Possibly Richard Seymour-Conway, 4th marquess of Hertford [1800-1870], London and Paris;[1] his illegitimate son, Sir Richard Wallace [1818-1890], London and Paris;[2] by inheritance to his wife, Amélie-Julie-Charlotte Castelnau, Lady Wallace [1819-1897], Paris and London;[3] by inheritance to her adviser and secretary, Sir John Murray Scott [1847-1912], London and Paris;[4] (his estate sale, Christie, Manson & Woods, London, 24 June 1913, no. 34, as by Falconet); (Jacques Seligmann & Co., New York and Paris); sold 5 March 1920 to William Andrews Clark [1839-1925], New York;[5] bequest 1926 to the Corcoran Gallery of Art, Washington; acquired 2014 by the National Gallery of Art.

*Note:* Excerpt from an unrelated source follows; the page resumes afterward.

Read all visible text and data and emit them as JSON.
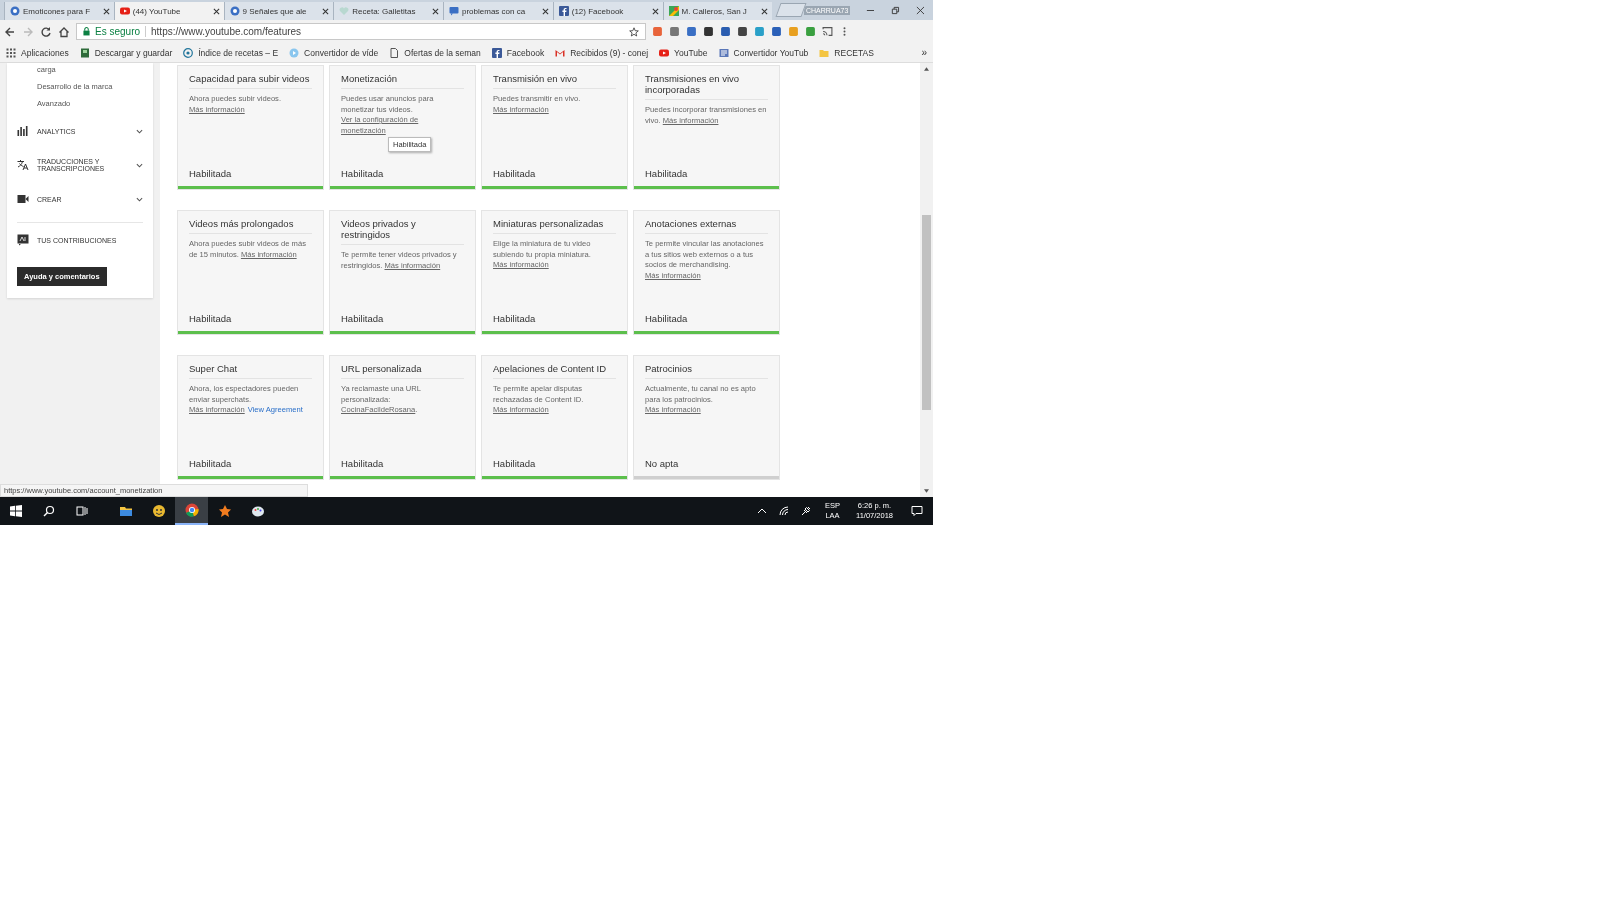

Exhibition History
1874
Collection of Paintings, Porcelain, Bronzes, Decorative Furniture, and other works of art, Lent for Exhibition by Sir Richard Wallace, Bart., M.P., Bethnal Green Branch, South Kensington Museum, London, 1874-1875, no. 1378, as Cupid, by Falconnet (sic).
1989
The William A. Clark Collection: Treasures of a Copper King, Yellowstone Art Center, Billings; Montana Historical Center, Helena,1989, unnumbered checklist, as Cupid by Étienne-Maurice Falconet.
Bibliography
1925
Carroll, Dana H. Catalogue of Objects of Fine Art and Other Properties at the Home of William Andrews Clark, 962 Fifth Avenue. Part I. Unpublished manuscript, n.d. (1925): 30.